This year, four of the upperclassmen, as well as the coaching staff are big brothers in the program and Nadelhoffer said all the younger players on the roster could be eligible to receive little brothers after the season.
The Millikin basketball team has taken advantage of that opportunity by partnering with Big Brothers Big Sisters of Macon County and matching coaches and players with at-risk boys enrolled at Dennis School.
Mentors meet with their little brothers every other week during basketball season and weekly in the off-season. The players have frequented the Dennis School cafeteria to meet with their little brothers and Matt Andrews, principal at Dennis School, has already seen the impact on the kids.
“They love it,” he said. “They look up to them and they’re able to have special time to talk to these guys about the things going on in their lives. It’s really important to them.”
Organizers are hopeful the partnership may evolve into community matches where “bigs” and “littles” regularly get together outside of school. A mini basketball camp is also in the plans.
Big Brothers Big Sisters of McLean County already has a similar program with Illinois Wesleyan University, which played at Millikin on Saturday.
Zach Shields, community partnership coordinator for the agency, said it can be difficult for young adults to be involved in the program, but the basketball team has provided a wonderful opportunity for the nearly 10 little brothers.
“Anytime we can put these kids in an opportunity with people they can identify with, like basketball players who are in school and pursuing careers beyond the court is a great thing,” he said.
Shields hopes aside from the team and the rest of Millikin, where 43 people ranging from students to professors volunteer with the program, other community groups will reach out to help other little brothers.
“It’s hard for us to find organizations where we can share that volunteer pool,” he said. “Hopefully, this will bring some attention to what we’re doing.”

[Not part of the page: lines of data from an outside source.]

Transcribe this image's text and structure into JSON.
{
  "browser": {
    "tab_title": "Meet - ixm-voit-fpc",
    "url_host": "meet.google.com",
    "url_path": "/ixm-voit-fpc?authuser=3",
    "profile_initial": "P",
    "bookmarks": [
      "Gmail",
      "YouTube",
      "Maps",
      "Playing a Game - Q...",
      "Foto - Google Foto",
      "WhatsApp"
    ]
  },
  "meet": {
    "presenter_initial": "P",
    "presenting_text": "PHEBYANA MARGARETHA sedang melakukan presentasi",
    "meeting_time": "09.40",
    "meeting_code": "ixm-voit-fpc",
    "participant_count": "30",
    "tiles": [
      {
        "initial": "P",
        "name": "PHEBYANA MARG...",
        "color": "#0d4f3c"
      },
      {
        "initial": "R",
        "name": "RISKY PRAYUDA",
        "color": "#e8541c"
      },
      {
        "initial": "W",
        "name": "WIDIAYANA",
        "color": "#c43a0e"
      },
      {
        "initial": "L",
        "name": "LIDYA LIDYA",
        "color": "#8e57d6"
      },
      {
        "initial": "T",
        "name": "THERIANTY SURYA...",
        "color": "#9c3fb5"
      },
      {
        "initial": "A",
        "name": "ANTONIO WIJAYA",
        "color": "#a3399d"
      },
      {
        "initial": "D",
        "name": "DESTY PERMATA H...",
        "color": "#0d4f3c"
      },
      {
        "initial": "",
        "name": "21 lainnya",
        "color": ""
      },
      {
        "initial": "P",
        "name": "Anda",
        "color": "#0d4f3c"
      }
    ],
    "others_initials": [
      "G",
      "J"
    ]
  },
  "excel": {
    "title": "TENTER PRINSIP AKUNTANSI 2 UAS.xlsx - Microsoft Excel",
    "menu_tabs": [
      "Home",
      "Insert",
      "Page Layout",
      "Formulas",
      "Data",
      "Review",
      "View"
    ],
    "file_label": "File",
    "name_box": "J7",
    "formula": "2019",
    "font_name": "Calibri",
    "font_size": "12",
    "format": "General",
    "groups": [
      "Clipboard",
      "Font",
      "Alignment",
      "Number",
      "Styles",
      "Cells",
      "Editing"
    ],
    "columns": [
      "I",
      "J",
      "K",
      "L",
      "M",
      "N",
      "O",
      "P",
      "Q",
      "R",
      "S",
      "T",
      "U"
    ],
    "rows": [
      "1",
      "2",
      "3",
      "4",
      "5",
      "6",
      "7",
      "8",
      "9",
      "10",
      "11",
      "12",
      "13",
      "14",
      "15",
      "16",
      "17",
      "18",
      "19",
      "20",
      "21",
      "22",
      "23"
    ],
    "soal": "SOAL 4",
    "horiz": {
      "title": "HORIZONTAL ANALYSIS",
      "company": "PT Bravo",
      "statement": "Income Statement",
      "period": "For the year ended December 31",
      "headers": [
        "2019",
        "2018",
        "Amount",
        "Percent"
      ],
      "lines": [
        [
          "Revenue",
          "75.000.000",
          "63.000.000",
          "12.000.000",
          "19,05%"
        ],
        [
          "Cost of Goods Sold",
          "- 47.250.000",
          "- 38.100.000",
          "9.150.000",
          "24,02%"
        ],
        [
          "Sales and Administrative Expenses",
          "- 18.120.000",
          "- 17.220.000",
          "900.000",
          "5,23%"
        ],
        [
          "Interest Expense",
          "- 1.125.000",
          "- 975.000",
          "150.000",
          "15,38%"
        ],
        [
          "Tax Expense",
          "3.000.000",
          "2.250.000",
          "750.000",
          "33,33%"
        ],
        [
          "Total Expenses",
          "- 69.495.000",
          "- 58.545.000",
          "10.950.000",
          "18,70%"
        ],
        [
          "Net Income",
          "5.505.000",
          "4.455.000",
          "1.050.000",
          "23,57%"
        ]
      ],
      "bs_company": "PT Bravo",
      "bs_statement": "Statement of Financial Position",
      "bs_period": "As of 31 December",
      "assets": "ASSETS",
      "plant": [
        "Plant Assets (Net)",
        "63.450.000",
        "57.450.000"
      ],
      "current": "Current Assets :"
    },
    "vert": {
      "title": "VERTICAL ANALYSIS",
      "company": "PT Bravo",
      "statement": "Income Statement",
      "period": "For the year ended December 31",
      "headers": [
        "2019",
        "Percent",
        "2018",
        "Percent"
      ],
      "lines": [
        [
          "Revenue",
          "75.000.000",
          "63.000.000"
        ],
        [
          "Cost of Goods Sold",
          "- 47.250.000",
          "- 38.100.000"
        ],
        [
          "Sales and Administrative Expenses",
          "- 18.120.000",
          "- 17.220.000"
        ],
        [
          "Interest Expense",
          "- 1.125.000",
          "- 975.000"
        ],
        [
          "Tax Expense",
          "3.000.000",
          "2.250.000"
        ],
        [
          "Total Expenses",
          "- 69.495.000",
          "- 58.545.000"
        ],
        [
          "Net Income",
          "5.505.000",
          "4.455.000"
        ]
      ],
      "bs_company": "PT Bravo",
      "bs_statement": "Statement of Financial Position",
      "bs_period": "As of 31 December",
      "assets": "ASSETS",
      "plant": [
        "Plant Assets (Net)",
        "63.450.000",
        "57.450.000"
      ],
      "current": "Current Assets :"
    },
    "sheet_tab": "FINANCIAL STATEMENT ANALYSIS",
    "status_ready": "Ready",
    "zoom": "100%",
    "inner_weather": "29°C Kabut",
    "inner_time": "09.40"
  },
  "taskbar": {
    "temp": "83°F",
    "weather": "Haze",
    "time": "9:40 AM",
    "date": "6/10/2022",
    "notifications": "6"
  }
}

As long as the program can make an impact on one person, Nadelhoffer wants to continue doing it.
“To see the smile on my little brother’s face is worth it,” he said.